Dec. 5, 2018—Instant soups and noodles that you pop into a microwave are certainly convenient. But they're to blame for at least 1 out of 5 scald burns that send U.S. kids to hospital ERs, a new study shows. That's nearly 10,000 visits every year for kids ages 4 to 12.
Researchers looked at data from 2006 to 2016. The peak age for burns was 7. The torso was the most commonly scalded part of the body. And nearly 60 percent of the burned children were girls.
Instant soups and noodles may seem easy to prepare by just adding water and then microwaving them. But once heated, they're a dangerous burn risk because they're easy to spill, the researchers cautioned.
Parents and caregivers need to closely supervise younger children when they're using a microwave. It's also important to make sure young children can't reach a microwave on their own. Microwave safety is often overlooked because these ovens aren't viewed as dangerous, according to the American Academy of Pediatrics (AAP).
The researchers presented their findings at the AAP National Conference and Exhibition.
They called on the food industry to make changes to packaging—for example, to make instant soup harder to tip over.
Burn first aid
If your child—or anyone—has a minor burn, follow these three steps from the American College of Emergency Physicians:
- Remove any burned clothing, unless it's imbedded in the burn.
- Run cool—not cold—water over the burn. (Alternatively, hold a clean, cold compress on it until the pain subsides.) Don't use ice, butter or any grease.
- Remove jewelry or tight clothing from around the burned area and apply a clean bandage. You can also apply an antibiotic cream.
Seek emergency care for more serious burns and for any burn to the eyes, mouth, hands or genital areas, even if mild. If the burn covers a large area, get medical attention immediately.
First aid essentials

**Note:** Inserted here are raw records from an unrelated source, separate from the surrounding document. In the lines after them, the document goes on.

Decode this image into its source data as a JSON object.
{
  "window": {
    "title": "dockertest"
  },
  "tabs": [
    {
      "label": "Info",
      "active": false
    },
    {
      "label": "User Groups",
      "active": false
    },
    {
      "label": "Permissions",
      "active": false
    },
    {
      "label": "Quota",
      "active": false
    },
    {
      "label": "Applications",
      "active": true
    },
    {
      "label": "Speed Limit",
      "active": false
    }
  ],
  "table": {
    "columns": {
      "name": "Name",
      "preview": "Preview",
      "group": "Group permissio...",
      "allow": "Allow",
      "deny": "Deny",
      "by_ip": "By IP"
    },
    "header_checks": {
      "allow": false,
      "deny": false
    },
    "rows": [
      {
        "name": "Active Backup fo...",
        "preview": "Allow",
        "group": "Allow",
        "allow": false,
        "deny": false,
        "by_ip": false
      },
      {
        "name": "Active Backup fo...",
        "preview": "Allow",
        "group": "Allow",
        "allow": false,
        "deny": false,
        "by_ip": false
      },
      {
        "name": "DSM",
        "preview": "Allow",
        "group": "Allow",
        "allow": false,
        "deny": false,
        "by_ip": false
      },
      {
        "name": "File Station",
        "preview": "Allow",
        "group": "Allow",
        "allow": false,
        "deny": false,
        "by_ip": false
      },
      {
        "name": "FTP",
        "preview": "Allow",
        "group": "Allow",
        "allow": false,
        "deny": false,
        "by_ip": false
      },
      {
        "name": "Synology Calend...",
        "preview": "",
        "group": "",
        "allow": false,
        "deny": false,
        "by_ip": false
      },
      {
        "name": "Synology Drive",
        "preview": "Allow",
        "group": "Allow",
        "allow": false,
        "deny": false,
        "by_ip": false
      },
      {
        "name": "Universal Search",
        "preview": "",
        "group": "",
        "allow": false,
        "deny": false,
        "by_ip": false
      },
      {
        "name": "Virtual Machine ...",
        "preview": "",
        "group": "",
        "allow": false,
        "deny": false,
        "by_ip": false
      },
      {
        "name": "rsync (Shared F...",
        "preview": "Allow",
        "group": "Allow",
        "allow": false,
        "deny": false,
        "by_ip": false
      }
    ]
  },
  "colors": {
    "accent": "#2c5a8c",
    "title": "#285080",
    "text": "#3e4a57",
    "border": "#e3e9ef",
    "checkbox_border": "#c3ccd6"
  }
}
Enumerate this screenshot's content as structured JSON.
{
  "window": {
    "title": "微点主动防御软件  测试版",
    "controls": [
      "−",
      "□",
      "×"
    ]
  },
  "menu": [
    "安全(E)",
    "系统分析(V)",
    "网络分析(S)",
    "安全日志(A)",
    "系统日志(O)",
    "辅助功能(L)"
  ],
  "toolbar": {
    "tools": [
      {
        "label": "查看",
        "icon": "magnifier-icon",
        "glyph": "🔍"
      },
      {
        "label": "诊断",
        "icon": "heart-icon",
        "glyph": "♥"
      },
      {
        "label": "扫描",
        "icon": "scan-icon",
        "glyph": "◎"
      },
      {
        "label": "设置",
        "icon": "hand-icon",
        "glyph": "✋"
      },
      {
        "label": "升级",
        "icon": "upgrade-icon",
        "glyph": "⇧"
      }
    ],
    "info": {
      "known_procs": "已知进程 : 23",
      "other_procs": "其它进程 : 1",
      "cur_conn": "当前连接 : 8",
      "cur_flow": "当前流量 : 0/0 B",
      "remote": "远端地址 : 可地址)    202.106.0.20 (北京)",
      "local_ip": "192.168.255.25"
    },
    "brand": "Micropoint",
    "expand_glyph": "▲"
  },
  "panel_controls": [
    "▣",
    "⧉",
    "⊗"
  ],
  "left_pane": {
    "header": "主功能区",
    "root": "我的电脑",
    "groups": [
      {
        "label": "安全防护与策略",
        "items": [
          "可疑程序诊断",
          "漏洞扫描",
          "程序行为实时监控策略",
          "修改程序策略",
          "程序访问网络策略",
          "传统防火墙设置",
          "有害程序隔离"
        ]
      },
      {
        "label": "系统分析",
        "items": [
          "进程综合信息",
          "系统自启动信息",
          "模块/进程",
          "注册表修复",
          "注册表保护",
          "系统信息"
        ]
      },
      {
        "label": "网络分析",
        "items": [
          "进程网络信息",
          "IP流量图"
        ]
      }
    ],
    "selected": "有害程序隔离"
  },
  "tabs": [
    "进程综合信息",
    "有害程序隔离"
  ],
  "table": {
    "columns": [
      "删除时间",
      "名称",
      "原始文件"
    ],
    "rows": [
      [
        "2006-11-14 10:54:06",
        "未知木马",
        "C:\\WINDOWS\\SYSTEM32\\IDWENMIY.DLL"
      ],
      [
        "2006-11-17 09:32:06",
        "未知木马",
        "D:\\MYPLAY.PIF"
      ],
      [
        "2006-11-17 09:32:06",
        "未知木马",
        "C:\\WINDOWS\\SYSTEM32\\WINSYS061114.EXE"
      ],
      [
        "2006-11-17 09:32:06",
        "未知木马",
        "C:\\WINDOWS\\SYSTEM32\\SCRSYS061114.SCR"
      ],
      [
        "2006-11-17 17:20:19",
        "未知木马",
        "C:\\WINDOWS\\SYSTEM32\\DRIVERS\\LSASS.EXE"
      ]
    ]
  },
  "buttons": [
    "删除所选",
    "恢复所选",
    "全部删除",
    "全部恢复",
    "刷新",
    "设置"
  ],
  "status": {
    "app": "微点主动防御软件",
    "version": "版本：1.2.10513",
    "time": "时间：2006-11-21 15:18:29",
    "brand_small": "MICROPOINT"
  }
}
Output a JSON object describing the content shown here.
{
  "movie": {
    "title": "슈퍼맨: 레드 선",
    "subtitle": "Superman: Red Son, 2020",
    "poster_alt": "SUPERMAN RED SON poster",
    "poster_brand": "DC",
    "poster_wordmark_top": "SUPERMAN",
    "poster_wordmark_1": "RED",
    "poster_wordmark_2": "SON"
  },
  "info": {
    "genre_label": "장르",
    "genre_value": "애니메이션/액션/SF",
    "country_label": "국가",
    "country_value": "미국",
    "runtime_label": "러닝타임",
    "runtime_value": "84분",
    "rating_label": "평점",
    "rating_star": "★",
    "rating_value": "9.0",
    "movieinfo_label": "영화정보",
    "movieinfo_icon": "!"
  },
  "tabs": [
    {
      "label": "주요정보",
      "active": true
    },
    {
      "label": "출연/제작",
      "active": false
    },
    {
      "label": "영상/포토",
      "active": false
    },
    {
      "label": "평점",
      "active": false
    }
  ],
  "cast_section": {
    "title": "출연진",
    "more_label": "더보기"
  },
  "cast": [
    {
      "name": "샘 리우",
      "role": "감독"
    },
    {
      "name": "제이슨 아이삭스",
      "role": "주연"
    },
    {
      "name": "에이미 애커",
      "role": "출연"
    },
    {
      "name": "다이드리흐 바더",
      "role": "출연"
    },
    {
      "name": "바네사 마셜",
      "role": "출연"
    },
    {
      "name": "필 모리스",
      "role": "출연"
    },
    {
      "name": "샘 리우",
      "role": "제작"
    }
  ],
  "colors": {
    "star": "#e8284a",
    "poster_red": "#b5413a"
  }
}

A minor burn might send you to your emergency first aid kit at home. Do you have one? Here's what a good emergency first aid kit should contain :